Linking ‘type’ and ‘careers’ would be easy if it was just about listing specific jobs that perfectly fit specific personalities. However in truth it is more difficult than that as ignores other, more important issues, such as the organisation, the values and the culture, which are far better determinants of suitability than a job title. Also individual jobs vary widely from industry to industry, organisation to organisation and person to person. Therefore our focus on ‘type’ and ‘careers’ will be far more on you: your personality, your aptitudes, interests, likes, strengths and weaknesses and then matching these to the sorts of environments, cultures and norms within organisations that will allow you, given your character, to thrive grow and flourish. We spend a lot of our time at work and so it is important to get these issues right or we could spend a lot of working time unhappy, unproductive and unfulfilled.
The INFP inhabits the internal world of imagination and creativity and are not bound by traditions or the usual conventions.
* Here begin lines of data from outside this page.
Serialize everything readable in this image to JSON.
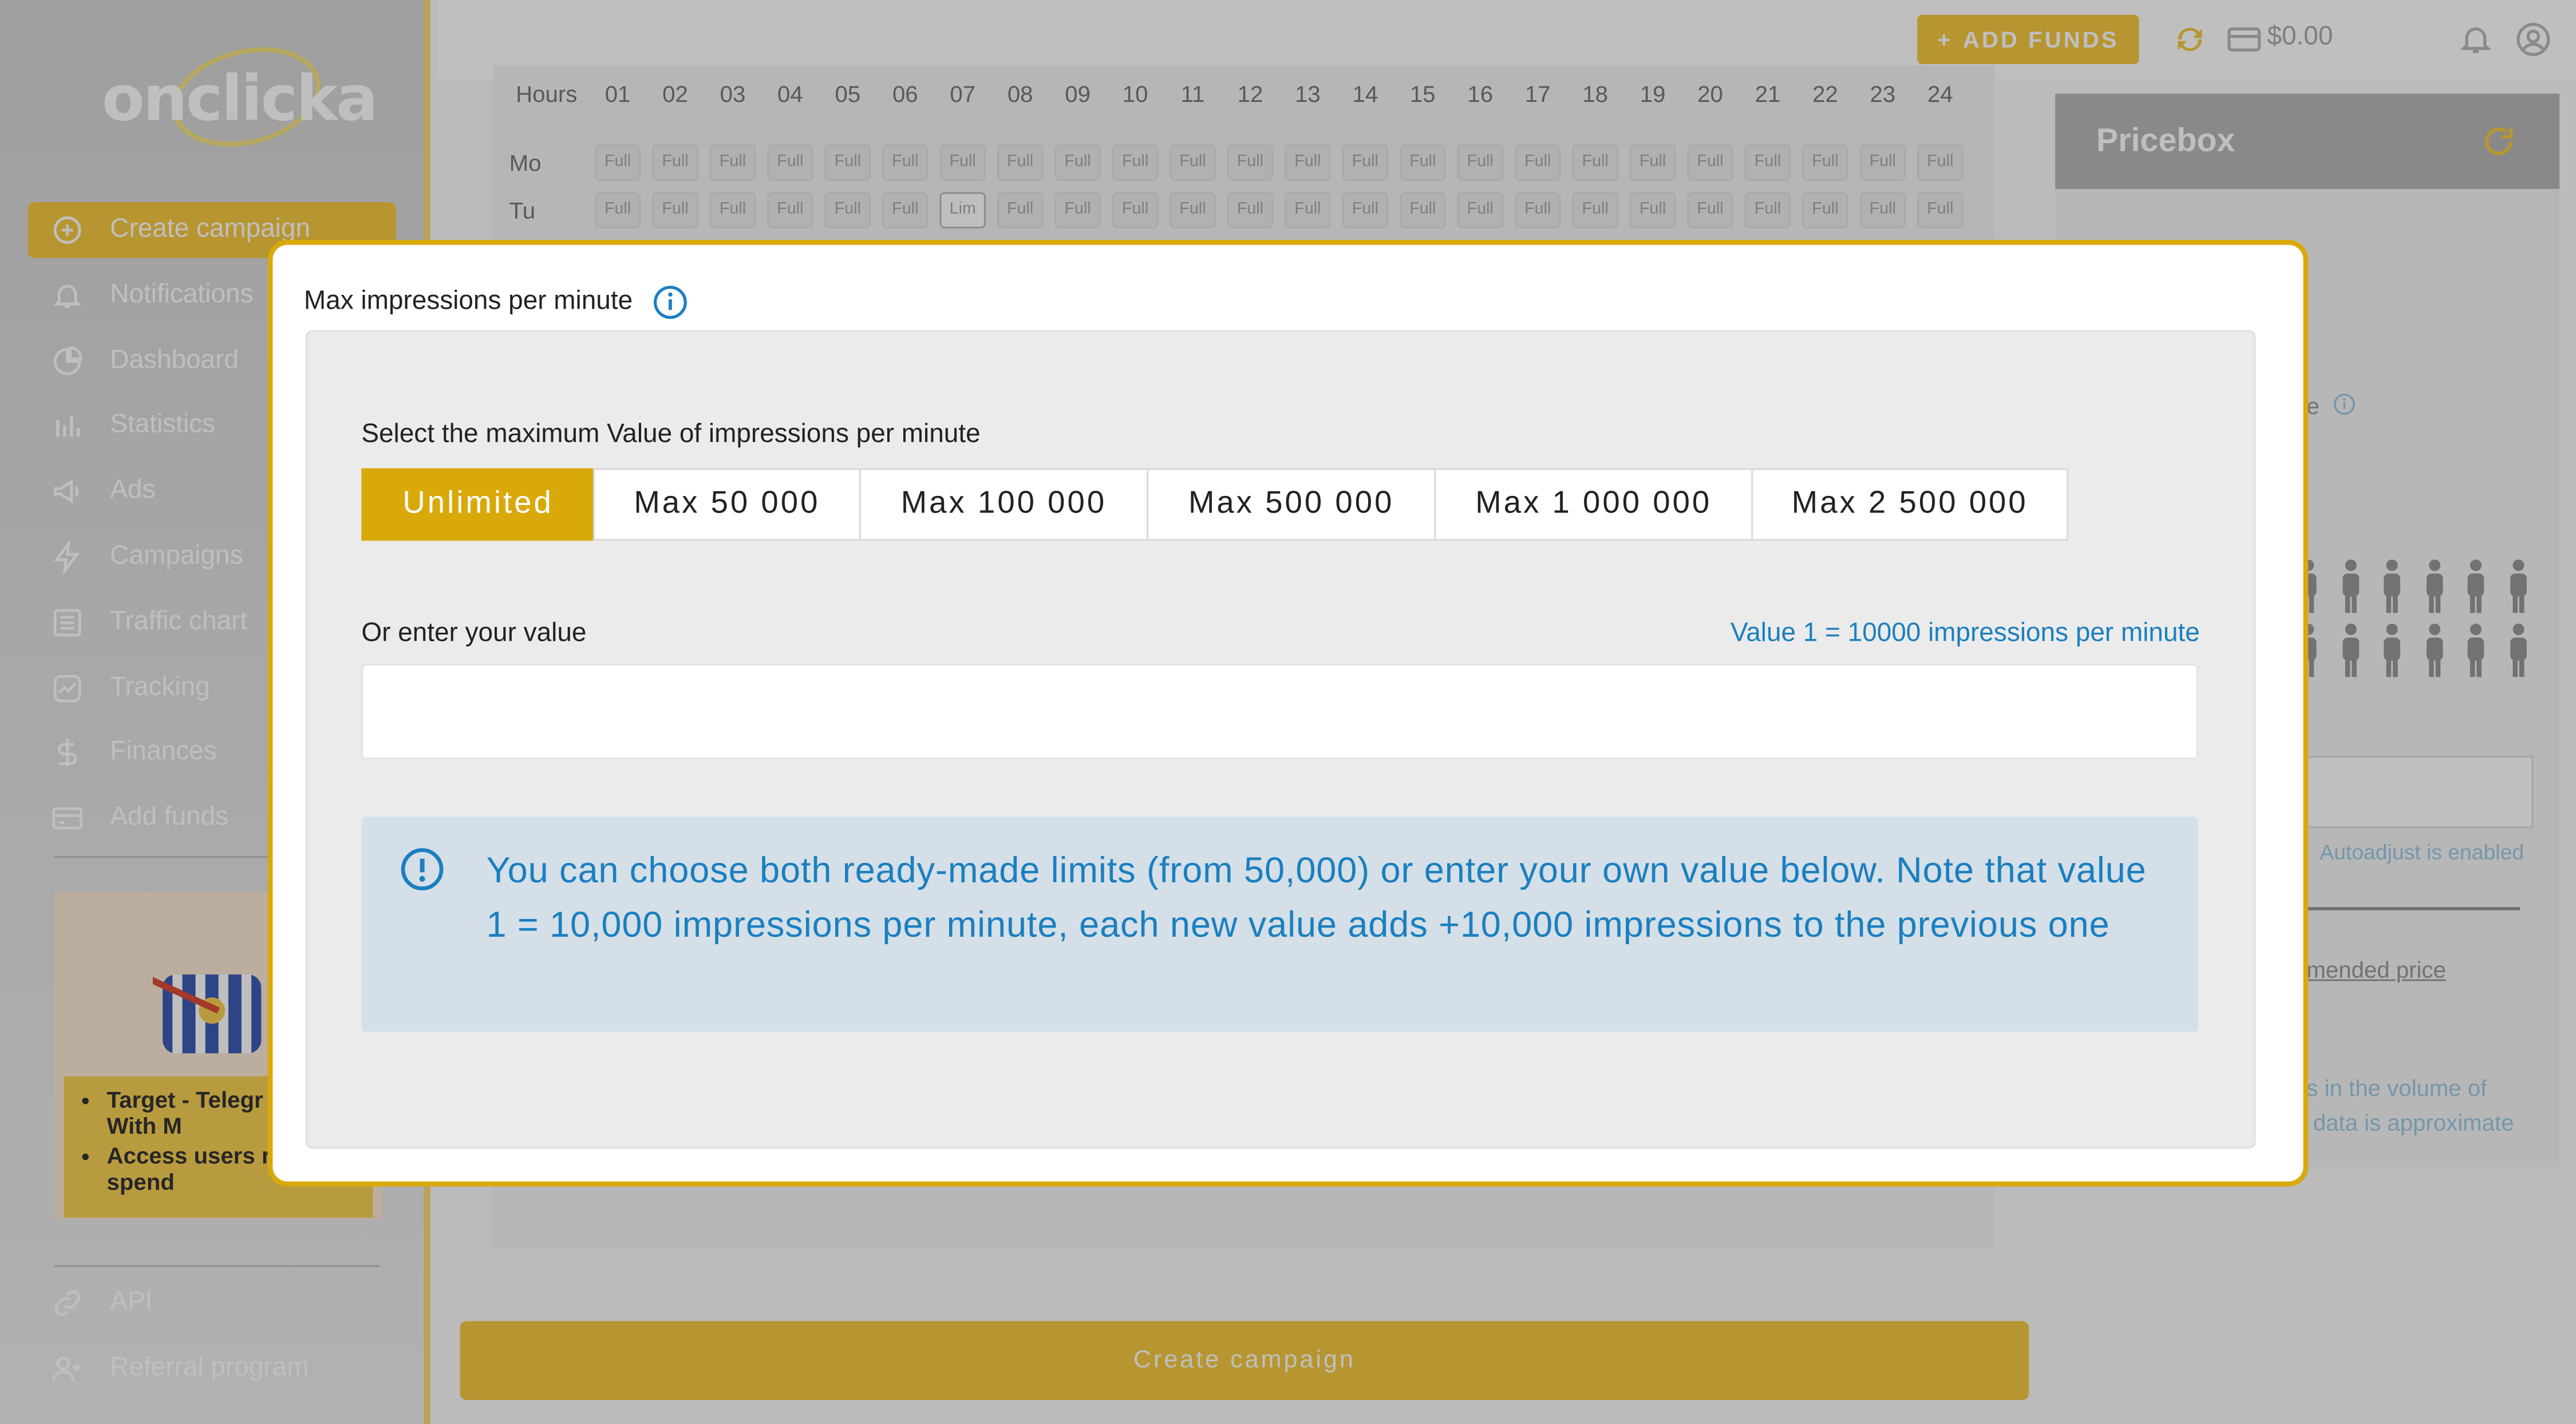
{
  "sidebar": {
    "logo": "onclicka",
    "items": [
      {
        "label": "Create campaign",
        "icon": "plus-circle-icon"
      },
      {
        "label": "Notifications",
        "icon": "bell-icon"
      },
      {
        "label": "Dashboard",
        "icon": "pie-chart-icon"
      },
      {
        "label": "Statistics",
        "icon": "bar-chart-icon"
      },
      {
        "label": "Ads",
        "icon": "megaphone-icon"
      },
      {
        "label": "Campaigns",
        "icon": "lightning-icon"
      },
      {
        "label": "Traffic chart",
        "icon": "list-icon"
      },
      {
        "label": "Tracking",
        "icon": "trend-icon"
      },
      {
        "label": "Finances",
        "icon": "dollar-icon"
      },
      {
        "label": "Add funds",
        "icon": "card-icon"
      }
    ],
    "promo": {
      "bullets": [
        "Target - Telegr Wallet With M",
        "Access users r to spend"
      ]
    },
    "bottom_items": [
      {
        "label": "API",
        "icon": "link-icon"
      },
      {
        "label": "Referral program",
        "icon": "user-plus-icon"
      }
    ]
  },
  "topbar": {
    "add_funds": "ADD FUNDS",
    "balance": "$0.00"
  },
  "schedule": {
    "hours_label": "Hours",
    "hours": [
      "01",
      "02",
      "03",
      "04",
      "05",
      "06",
      "07",
      "08",
      "09",
      "10",
      "11",
      "12",
      "13",
      "14",
      "15",
      "16",
      "17",
      "18",
      "19",
      "20",
      "21",
      "22",
      "23",
      "24"
    ],
    "days": [
      {
        "label": "Mo",
        "cells": [
          "Full",
          "Full",
          "Full",
          "Full",
          "Full",
          "Full",
          "Full",
          "Full",
          "Full",
          "Full",
          "Full",
          "Full",
          "Full",
          "Full",
          "Full",
          "Full",
          "Full",
          "Full",
          "Full",
          "Full",
          "Full",
          "Full",
          "Full",
          "Full"
        ]
      },
      {
        "label": "Tu",
        "cells": [
          "Full",
          "Full",
          "Full",
          "Full",
          "Full",
          "Full",
          "Lim",
          "Full",
          "Full",
          "Full",
          "Full",
          "Full",
          "Full",
          "Full",
          "Full",
          "Full",
          "Full",
          "Full",
          "Full",
          "Full",
          "Full",
          "Full",
          "Full",
          "Full"
        ]
      }
    ]
  },
  "pricebox": {
    "title": "Pricebox",
    "peek_e": "e",
    "autoadjust": "Autoadjust is enabled",
    "recommended": "mended price",
    "volume_note_1": "s in the volume of",
    "volume_note_2": "data is approximate"
  },
  "create_campaign_button": "Create campaign",
  "modal": {
    "title": "Max impressions per minute",
    "select_label": "Select the maximum Value of impressions per minute",
    "limits": [
      "Unlimited",
      "Max 50 000",
      "Max 100 000",
      "Max 500 000",
      "Max 1 000 000",
      "Max 2 500 000"
    ],
    "selected_limit": "Unlimited",
    "enter_label": "Or enter your value",
    "value_hint": "Value 1 = 10000 impressions per minute",
    "input_value": "",
    "input_placeholder": "",
    "notice": "You can choose both ready-made limits (from 50,000) or enter your own value below. Note that value 1 = 10,000 impressions per minute, each new value adds +10,000 impressions to the previous one"
  },
  "colors": {
    "accent": "#f5c842",
    "modal_accent": "#d9a90a",
    "info_blue": "#1a7fc0",
    "notice_bg": "#d5dfe7"
  }
}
They won’t deliberately go and buck the system they will simply withdraw and do things their own way. INFPs have the maxim ‘live and let live’ except when something encroaches on their personal values and then the INFP can change and become inflexible and judgemental. INFPs will need to consider the wider ramifications and any activity, task or project must have some bigger meaning or be part of something to which they feel they can expend their emotional energies and, if this is the case, the INFP can be so productive and even sweep up the detail - provided there is a clear causal link to the bigger picture. In some organisations it is the fact that an INFP is committed to the cause that makes things tick although they prefer to remain independent of spirit and of control they can, paradoxically, be excellent organisational people. The INFP has an interesting, unique take on the world, will be generally seen as reserved but their passions know no bounds if they are committed to the task/project/people/organisation. INFPs, although quite shy and under the radar, nevertheless need harmony and in its absence will work hard to create an environment where everyone rubs along.
If the work has no meaning INFPs will struggle to maintain interest and their minds will drift off to loftier thoughts. They are not naturally detailed individuals but also do not respond well to deadlines or targets preferring to feel bought in to activities, or cultures and then they will work long and hard for ‘the cause.’ This need for meaning pervades the INFP world and motivating INFPs is around making them feel valued for who they are and then their contribution will be fulfilling and immense. The INFP need for harmony means that they may struggle in a tense or aggressive atmosphere and also that they have trouble giving negative feedback as they don’t like to upset the equilibrium. Facts and details bore INFPs and they tend to ignore them in favour of big picture, future orientation and meaning. They are optimistic and positive types which is great at acting as the glue and raising morale among people but it may negate them accepting or even seeing anything negative as they tend not to ‘confront the brutal facts,’ focusing on what might be rather than what is. This optimism and positivity also means they do not like to be constrained or micromanaged needing flexibility to do things in the way that is best for them and, to be honest, this approach will get the best out of INFPs allowing them to contribute more.
Best INFP work environments
The INFP prefers an environment that fosters harmony and cooperation. If they do not find such environments they will help create them. They are people-centric even though they are introverts, and will look to nurture, care for and support people. They make excellent nurses and carers as they do not get constrained by rules, they are so insightful they pick up the cues on how people are feeling and they genuinely ‘feel’ others’ pain and want to help. The ideal world of the INFP is one where they can immerse themselves totally in some interesting and personally meaningful tasks and reflective activities. The INFP will however be devoted to things they personally see as valuable and so can make excellent supporters of organisations and causes. They are not naturally practical and indeed may have to force themselves to do the mundane. However if the INFP can see some clear meaning in tasks, that it is part of a wider cause and the contribution can make a really difference, then they will work long and hard on all aspects because then it all makes sense to them and they feel part of it.
Worst INFP work environments
The INFP does not respond well to being constrained by rules and regulations, and they dislike the routine and the mundane. Colleagues will probably see the INFP as flexible, positive, gentle, carting yet difficult to understand. INFPs like to do things in their own way, in their timeframe and just get on with it, uninhibited and not wanting to be micromanaged. The INFP would not appreciate criticism or a hard taskmaster or an environment where rules, regulations or targets are the norm. INFPs tend to be hard workers but they will become demotivated if there is pressure or, as they would see it, ‘harshness,’ as they are free spirits and need to be trusted to do it their way. Environments, which are non-cooperative or where there is competition, would not be one where the INFP could thrive and bring their talents to bear. INFPs in themselves are individualistic but they like cooperation and harmony and to see people taken care of. INFPs often have a unique style of managing projects and performing tasks and so doing things by rote, processes and procedures will not work for them.
Best INFP careers
Although the extremely caring nature often means INFPs will pursue overtly caring professions such as nursing, or other careers where looking after people is key and harmony is needed, they tend to bring these qualities to any organisation they work for, often acting as the glue or the counsellor whatever their role. They naturally tune in and feel what other people are feeling and have genuine empathy. They do however require a reason, some sort of meaning and context to their roles so that each task is linked to something bigger and more important.